FRANKFORT, Ky. (AP) — A group of churchgoers from Northern Kentucky has sued Kentucky Gov. Andy Beshear, arguing the state’s prohibition on in-person church services amid the coronavirus pandemic violates the Constitution.
The three attended an in-person church service near Louisville on Easter. State police placed notices on the cars in the parking lot of Maryville Baptist Church during the service, ordering the churchgoers to self-quarantine for 14 days.
Beshear has banned mass gatherings in the state during the outbreak, and said church gatherings are no different. The governor said this week that Maryville’s Easter service has attracted too much attention, since it was one of only a handful of churches in the state that chose to have an in-person service Sunday.
The three Kenton County plaintiffs in the federal suit, Theodore J. Roberts, Randall Daniel and Sally O’Boyle, said they attended the Easter service but stayed 6 feet (2 meters) away from others and wore masks inside the church. They also argued in the suit they don’t show symptoms of the virus so they should not be ordered to quarantine.
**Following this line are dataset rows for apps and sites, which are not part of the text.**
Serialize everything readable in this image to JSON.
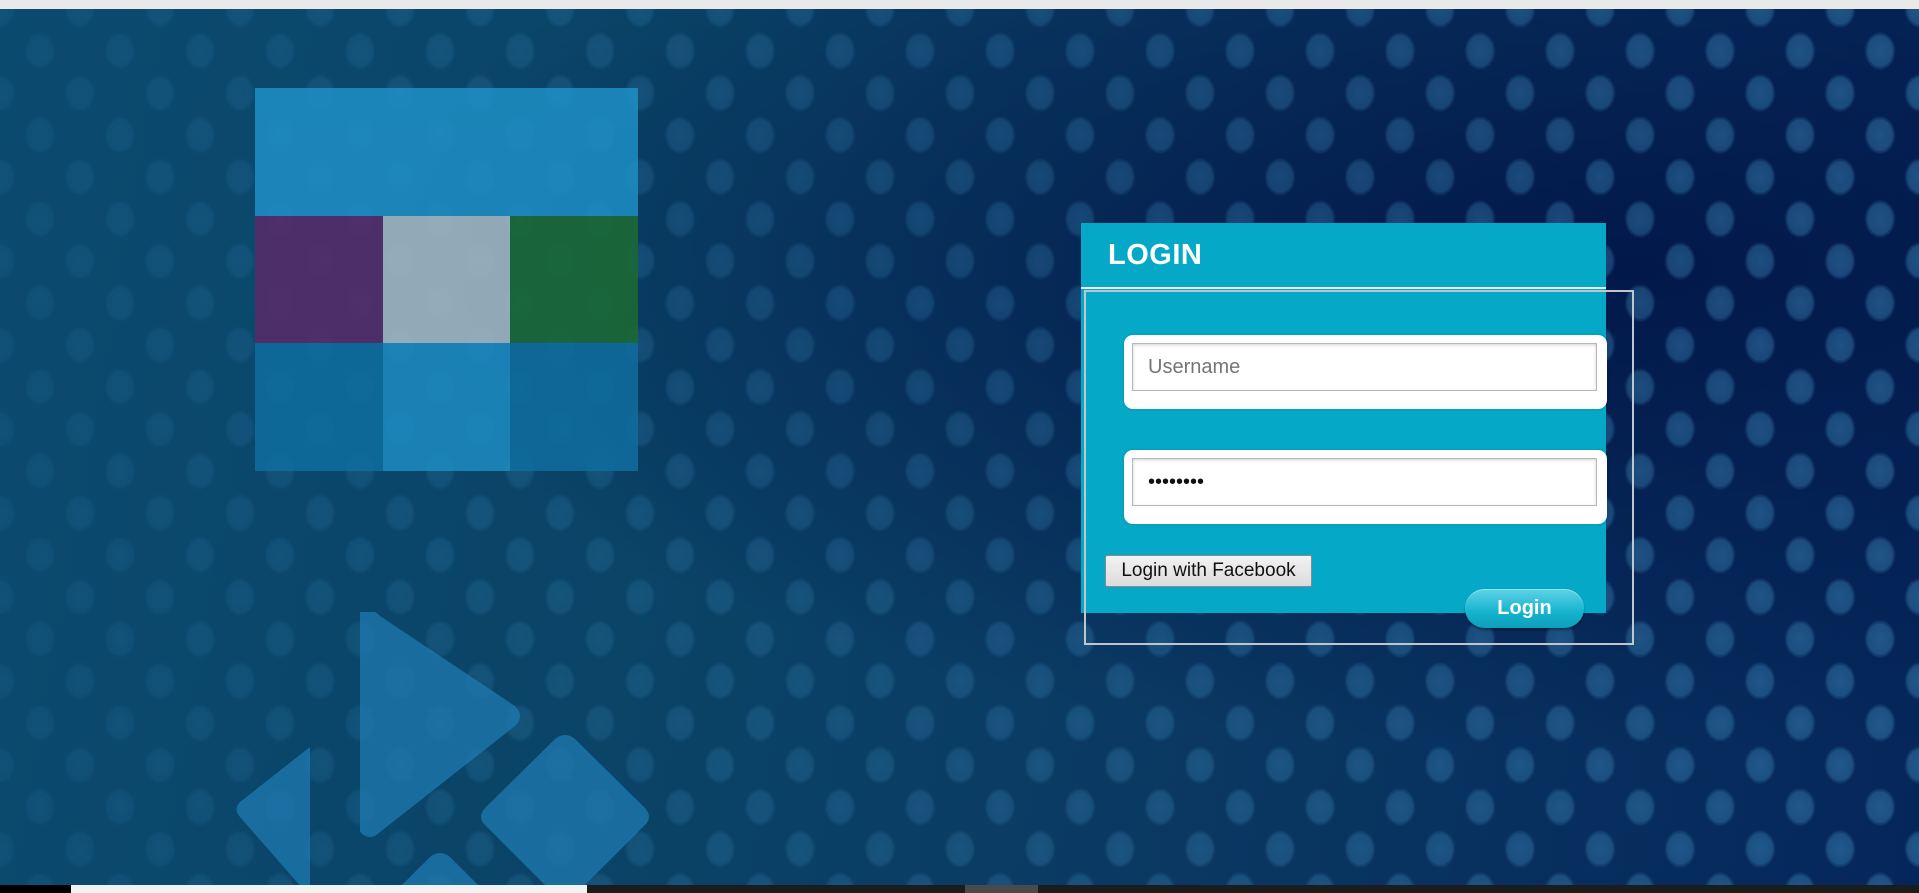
{
  "login": {
    "title": "LOGIN",
    "username_placeholder": "Username",
    "password_value": "password",
    "facebook_button_label": "Login with Facebook",
    "submit_label": "Login"
  },
  "colors": {
    "panel": "#05a9c7",
    "background": "#0a4467",
    "tile_top": "#1f8fc6",
    "tile_purple": "#5a2a68",
    "tile_gray": "#a9bcc6",
    "tile_green": "#1c6b33",
    "tile_dark_blue": "#0f6e9f",
    "tile_light_blue": "#1e8cc3",
    "kodi_logo": "#1f7ab0"
  },
  "icons": {
    "background_logo": "kodi-logo-icon",
    "tile_logo": "tile-grid-icon"
  }
}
They are asking a judge in U.S. District Court in Covington to declare Beshear’s order relating to the churches be ruled unconstitutional. Beshear has said his mass gathering orders do not single out churches, and has spoken daily of his own faith and ways to pray without attending church in person.
Elsewhere, Kentucky Attorney General Daniel Cameron is warning people about new scams related to the coronavirus that are being aimed at Medicaid recipients. Cameron said scammers may target Medicaid beneficiaries in order to illegally bill the Medicaid program for unnecessary services and equipment.
Anyone who believes they may be a victim of Medicaid fraud during the pandemic should contact the Medicaid Fraud and Abuse Hotline at 1-877-ABUSE TIP.